Saturday, May 20, 2006

Blue tits and tit-bits on ringing.

American readers will be familiar with their chickadees and tufted titmice but here in Europe we have a set of titmice of our own. Two species, the blue tit (Parus caeruleus) and the great tit (Parus major) are regular visitors to almost anyone with a sack of peanuts, birdbath or nestbox and a third the coal tit (Parus ater) is also seen in large numbers of gardens (and is my personal favourite - so dinky).

This little chap is a blue tit and (s)he's on the peanut feeder at the London Wetlands Centre. The cage around the feeder is particularly useful at this venue as it stops bullying non-native rose ringed parakeets from dominating all the feeders. As you can see from my earlier post - they still get access to some feeders though.

bluetit


As you can see the bird in question is doing its bit for science, with a ring on its leg. Ringing (or banding) schemes fascinate me for the idea of the data that can be recovered. A heron at LWC has a ring that reveals he moved a total of less than a mile in 3 and a half years but sometimes ringed birds are recovered in different continents.

bluetit2

Edit: I thought I should soup this earlier post up a little bit to add a bit for IATB readers so here's some awe-inspriring record ringing results courtesy of this wikipedia page:

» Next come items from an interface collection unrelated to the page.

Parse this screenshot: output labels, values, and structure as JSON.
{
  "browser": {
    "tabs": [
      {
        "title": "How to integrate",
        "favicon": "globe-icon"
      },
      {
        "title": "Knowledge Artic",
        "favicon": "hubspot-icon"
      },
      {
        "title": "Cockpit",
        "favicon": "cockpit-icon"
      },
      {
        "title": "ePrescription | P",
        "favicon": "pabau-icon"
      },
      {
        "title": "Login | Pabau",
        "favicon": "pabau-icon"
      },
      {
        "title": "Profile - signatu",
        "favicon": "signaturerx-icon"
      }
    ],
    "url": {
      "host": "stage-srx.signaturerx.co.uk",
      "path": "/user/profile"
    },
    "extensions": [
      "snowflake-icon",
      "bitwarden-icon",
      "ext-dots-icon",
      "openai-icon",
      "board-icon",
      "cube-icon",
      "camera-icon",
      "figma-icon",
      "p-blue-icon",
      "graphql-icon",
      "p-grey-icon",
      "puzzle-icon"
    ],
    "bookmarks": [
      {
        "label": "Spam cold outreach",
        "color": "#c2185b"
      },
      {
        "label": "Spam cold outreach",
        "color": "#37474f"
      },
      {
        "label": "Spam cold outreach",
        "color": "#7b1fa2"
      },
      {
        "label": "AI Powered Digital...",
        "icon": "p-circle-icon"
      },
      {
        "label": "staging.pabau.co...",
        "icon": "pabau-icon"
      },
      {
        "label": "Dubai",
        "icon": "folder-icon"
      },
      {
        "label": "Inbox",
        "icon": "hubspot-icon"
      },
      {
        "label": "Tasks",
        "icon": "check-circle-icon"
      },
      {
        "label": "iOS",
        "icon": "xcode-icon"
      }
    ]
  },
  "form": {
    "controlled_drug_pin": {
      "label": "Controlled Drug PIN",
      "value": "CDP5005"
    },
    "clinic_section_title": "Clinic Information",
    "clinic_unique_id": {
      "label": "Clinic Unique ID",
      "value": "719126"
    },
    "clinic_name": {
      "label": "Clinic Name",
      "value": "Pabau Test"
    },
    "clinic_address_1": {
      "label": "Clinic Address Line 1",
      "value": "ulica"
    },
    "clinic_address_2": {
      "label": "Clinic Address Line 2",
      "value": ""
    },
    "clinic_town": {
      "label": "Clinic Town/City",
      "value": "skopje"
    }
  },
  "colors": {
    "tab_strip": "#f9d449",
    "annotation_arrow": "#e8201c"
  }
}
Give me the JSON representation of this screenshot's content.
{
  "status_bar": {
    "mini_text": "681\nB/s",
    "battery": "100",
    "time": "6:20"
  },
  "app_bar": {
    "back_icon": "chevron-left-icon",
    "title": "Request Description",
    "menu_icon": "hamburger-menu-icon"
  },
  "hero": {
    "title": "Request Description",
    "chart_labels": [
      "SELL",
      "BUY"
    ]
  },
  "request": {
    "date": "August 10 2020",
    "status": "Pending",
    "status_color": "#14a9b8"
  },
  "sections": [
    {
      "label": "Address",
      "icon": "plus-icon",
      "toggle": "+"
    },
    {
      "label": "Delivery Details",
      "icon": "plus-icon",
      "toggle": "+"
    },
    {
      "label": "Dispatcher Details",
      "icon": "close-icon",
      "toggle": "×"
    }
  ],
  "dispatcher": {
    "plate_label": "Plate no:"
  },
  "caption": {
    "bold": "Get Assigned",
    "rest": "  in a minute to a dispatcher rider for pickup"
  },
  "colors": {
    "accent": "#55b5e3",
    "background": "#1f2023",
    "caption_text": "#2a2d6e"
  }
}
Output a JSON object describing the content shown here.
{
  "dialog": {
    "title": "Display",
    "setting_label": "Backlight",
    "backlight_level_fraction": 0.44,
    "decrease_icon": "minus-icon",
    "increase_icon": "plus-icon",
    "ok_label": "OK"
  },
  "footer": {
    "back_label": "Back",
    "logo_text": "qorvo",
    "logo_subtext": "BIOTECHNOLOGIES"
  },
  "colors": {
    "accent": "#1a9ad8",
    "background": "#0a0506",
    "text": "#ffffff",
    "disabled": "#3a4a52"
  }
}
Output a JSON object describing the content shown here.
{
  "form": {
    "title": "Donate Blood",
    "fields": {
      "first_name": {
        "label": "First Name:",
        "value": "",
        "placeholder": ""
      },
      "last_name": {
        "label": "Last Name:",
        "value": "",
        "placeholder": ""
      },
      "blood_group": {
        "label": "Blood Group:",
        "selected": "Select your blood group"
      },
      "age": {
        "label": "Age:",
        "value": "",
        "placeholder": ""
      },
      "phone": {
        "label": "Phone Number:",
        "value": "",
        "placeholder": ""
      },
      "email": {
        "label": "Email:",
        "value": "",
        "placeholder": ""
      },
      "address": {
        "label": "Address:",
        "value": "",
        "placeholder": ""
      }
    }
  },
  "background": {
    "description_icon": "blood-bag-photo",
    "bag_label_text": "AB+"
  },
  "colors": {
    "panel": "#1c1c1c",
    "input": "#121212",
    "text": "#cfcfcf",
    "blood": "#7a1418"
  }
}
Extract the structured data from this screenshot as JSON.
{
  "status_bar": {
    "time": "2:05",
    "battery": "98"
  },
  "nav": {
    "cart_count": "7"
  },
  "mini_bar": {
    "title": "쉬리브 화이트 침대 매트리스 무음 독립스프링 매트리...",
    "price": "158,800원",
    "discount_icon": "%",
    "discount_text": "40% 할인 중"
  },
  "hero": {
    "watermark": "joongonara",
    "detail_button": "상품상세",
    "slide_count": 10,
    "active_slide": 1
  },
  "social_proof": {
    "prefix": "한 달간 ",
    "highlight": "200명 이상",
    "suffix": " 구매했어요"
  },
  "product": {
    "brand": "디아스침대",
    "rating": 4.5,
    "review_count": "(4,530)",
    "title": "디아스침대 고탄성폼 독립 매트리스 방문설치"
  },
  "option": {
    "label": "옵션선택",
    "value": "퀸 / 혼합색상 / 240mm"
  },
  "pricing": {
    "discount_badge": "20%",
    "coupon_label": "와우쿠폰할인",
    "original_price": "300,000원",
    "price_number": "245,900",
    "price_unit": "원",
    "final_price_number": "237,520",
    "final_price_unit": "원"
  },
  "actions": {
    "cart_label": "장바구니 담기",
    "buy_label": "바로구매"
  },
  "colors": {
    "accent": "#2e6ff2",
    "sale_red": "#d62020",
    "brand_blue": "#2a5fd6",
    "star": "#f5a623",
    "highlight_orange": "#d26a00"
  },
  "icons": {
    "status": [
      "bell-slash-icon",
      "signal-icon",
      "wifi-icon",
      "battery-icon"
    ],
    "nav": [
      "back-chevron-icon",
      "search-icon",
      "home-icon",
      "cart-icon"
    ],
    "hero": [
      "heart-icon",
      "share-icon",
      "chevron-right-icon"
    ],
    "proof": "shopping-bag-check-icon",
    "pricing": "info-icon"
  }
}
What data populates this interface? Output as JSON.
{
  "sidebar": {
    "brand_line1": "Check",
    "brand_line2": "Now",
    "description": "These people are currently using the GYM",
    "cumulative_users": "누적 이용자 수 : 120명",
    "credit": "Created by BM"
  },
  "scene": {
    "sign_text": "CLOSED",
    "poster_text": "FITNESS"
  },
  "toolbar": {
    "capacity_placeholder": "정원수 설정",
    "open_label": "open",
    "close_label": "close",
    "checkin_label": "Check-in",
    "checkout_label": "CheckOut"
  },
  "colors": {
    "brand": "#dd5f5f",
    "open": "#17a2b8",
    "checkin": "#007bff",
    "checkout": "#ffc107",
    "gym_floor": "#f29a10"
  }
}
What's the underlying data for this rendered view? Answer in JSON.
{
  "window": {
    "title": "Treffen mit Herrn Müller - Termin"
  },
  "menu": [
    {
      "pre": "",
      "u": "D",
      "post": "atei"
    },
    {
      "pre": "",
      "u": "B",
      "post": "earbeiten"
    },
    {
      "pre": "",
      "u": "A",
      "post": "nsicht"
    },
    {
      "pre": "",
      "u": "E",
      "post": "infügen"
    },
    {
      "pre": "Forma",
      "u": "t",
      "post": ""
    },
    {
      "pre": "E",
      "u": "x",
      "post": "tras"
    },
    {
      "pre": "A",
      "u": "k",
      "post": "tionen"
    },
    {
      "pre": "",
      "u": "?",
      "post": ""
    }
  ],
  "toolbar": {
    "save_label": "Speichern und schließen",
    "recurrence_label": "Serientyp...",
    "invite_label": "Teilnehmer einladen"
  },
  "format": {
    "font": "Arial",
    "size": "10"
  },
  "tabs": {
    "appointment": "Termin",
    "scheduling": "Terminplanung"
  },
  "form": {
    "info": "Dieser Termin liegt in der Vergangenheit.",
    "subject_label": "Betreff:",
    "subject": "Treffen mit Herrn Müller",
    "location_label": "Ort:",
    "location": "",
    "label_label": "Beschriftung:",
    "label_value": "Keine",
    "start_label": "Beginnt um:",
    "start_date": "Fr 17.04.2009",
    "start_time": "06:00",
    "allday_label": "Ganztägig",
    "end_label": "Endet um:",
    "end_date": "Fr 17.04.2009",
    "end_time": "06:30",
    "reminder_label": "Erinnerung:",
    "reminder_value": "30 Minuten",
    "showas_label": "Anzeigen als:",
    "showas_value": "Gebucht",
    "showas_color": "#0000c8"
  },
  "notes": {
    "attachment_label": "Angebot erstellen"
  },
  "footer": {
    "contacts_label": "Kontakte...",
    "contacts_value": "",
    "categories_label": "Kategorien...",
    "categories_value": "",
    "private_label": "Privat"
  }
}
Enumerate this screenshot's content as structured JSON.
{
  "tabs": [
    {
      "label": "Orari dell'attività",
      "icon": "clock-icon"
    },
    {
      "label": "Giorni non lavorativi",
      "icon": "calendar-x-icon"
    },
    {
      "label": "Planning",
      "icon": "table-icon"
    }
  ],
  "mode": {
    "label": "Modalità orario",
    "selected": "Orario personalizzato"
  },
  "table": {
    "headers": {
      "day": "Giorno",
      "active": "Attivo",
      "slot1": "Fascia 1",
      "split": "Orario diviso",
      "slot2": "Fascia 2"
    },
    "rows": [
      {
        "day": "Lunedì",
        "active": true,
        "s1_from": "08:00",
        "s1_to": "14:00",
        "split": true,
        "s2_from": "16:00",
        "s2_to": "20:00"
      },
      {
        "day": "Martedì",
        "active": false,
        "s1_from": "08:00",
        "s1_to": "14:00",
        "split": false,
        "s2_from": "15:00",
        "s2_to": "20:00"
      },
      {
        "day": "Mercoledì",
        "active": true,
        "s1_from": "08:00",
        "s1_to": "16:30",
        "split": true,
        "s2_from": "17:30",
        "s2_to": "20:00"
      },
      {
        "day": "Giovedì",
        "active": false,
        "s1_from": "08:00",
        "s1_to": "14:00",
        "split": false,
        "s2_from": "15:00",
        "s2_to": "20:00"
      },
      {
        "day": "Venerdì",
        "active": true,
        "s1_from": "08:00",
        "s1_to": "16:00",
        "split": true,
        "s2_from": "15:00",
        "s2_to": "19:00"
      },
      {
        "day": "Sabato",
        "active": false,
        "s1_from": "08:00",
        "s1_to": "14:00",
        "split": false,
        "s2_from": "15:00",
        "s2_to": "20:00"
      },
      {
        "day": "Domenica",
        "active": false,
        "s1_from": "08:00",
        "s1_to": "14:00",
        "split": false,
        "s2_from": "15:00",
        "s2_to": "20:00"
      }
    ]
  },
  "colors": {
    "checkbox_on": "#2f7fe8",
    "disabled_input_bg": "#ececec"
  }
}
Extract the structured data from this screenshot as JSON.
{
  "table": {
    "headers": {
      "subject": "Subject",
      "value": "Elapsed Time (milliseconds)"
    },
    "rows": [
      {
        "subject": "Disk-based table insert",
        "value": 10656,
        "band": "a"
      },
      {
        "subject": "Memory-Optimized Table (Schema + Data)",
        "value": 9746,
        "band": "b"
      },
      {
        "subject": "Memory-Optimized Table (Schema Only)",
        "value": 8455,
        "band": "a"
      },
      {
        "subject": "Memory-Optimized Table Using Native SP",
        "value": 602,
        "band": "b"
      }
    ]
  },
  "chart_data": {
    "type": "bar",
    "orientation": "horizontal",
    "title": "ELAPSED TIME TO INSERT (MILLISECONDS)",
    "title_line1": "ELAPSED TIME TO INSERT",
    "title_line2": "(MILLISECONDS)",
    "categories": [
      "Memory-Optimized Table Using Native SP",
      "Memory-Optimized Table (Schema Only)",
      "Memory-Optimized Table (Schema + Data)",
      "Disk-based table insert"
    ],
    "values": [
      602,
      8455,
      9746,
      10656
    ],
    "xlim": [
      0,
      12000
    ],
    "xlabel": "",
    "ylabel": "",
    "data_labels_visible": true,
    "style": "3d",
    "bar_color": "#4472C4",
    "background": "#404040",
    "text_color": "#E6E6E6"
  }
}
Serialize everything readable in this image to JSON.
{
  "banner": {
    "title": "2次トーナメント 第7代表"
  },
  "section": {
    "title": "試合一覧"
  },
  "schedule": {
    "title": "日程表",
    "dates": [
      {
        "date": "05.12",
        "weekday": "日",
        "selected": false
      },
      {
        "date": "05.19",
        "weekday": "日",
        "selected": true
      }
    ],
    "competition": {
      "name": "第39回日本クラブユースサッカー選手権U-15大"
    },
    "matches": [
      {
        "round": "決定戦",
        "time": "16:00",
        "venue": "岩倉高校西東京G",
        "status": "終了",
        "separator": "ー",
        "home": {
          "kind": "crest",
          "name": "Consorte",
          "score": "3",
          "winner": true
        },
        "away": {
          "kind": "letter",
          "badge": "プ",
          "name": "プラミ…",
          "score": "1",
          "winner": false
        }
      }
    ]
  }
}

"An Arctic Tern ringed as a chick not yet able to fly, on the Farne Islands off the Northumberland coast in eastern Britain in summer 1982, reached Melbourne, Australia in October 1982, a sea journey of over 22,000 km (14,000 miles) in just three months from fledging.

A Manx Shearwater ringed as an adult (at least 5 years old), breeding on Copeland Island, Northern Ireland, is currently (2003/2004) the oldest known wild bird in the world: ringed in July 1953, it was retrapped in July 2003, at least 55 years old. Other ringing recoveries have shown that Manx Shearwaters migrate over 10,000 km to waters off southern Brazil and Argentina in winter, so this bird has covered a minimum of 1,000,000 km on migration alone (not counting day-to-day fishing trips). Another bird nearly as old, breeding on Bardsey Island off Wales was calculated by ornithologist Chris Mead to have flown over 8 million km (5 million miles) during its life (and this bird is still alive in 2003, having outlived Chris Mead)."

1 comment:

Clare said...

Fascinating information about the shearwaters, can you imagine? 8 million kilometres, and I never dreamed that they could live that long.